I made it home without any hangups, only to discover that a week of limited internet, even when you claim it's for vacation, leaves you pretty backed up. I managed to get my life under control by the weekend, and even managed to have some good fun, hanging out with the western mass renegade O' club. (We don't have an official name, but this seems about right to me. We should look into some OUSA sanctioning). We figured that with Hurricane Irene heading up the coast, we should head into the woods for one last orienteering session, before all the trees got blown down and it became impossible to run fast. So Saturday morning found Peter, Phil, Ali and I on top of Mt. Tom, ready to tackle an old red course from an A meet in 2008.
Peter went out first to hang some streamers, and a couple minutes later, I went chasing after him. I hadn't been planning to run hard, but advice I'd overheard was in my head - don't run faster than you can orienteer. Conversely, run as fast as you can orienteer. I quickly found myself pushing, trying to go fast enough to keep the navigation on the edge. It was really fun; Mt. Tom is open and fast, where it isn't too rocky, and compared to the crap we were running through in France, it was pure heaven. Better footing than any of the French trails, even.
Anyway, it was a really fun way to get outside, but I soon found myself tiring on the uphills, and losing a lot of time there. Come on, body, I thought you were in shape?!? I managed to catch Peter, a major life goal of mine, but Ali put a ton of time on me in the last, hilly, section of the course, and Peter dropped out because he felt crappy. Good to train with faster people, but sometimes a little disheartening, too. I finished the course, and ran up to my friends screaming "I LIKE orienteering! It's fun!" I guess I'd been missing some of that in France, where it was all slow and technical with rough footing.
Then along came a hurricane, and although the Berkshires were getting hammered, Amherst seemed to do ok. A monday morning rollerski along the Connecticut River showed some sweet flooding, though - aren't floodplains beautiful when they're working properly? Makes me happy. Of course, Hartford used to be a floodplain, and now it's filled with impervious surfaces... bet there're some wet basements down there.

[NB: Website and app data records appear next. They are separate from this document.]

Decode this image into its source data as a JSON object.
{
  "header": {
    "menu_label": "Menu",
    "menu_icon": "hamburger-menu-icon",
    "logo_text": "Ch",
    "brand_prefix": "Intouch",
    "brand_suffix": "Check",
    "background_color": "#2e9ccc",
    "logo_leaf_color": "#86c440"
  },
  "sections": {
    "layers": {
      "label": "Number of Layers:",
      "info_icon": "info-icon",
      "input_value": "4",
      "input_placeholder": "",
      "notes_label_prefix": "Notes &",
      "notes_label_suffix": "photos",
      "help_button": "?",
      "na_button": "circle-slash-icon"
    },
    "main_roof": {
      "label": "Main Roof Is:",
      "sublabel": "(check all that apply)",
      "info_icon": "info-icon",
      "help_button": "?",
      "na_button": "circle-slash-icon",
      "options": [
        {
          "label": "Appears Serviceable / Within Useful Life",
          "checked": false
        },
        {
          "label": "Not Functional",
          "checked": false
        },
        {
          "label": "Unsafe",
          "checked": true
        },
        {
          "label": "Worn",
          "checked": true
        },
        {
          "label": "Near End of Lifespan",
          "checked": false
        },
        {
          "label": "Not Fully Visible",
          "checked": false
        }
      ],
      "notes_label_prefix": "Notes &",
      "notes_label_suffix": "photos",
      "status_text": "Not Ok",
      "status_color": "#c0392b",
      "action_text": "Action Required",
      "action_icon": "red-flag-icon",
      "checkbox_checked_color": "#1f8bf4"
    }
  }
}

I don't talk about work much on here, because this isn't a work blog, this is a fun-other-random-crap-I-do-with-my-life blog, but there is definitely a knot of anxiety in my stomach that every temperature logger I have in both the Westfield and the West River watershed has been ripped off it's cabling, or the tree to which it was cabled is now gone. Unfortunately, that investigation will have to wait until after I return from West Virginia, where I get to go for the next two weeks to play in rivers shocking fish. I should wait and see how many loggers are actually gone before I make dire predictions about how I lost 8 months worth of data, but let's just say I'm a little worried.
Not much hope when the mainstem looks like this. Photo credit Jeff Brown.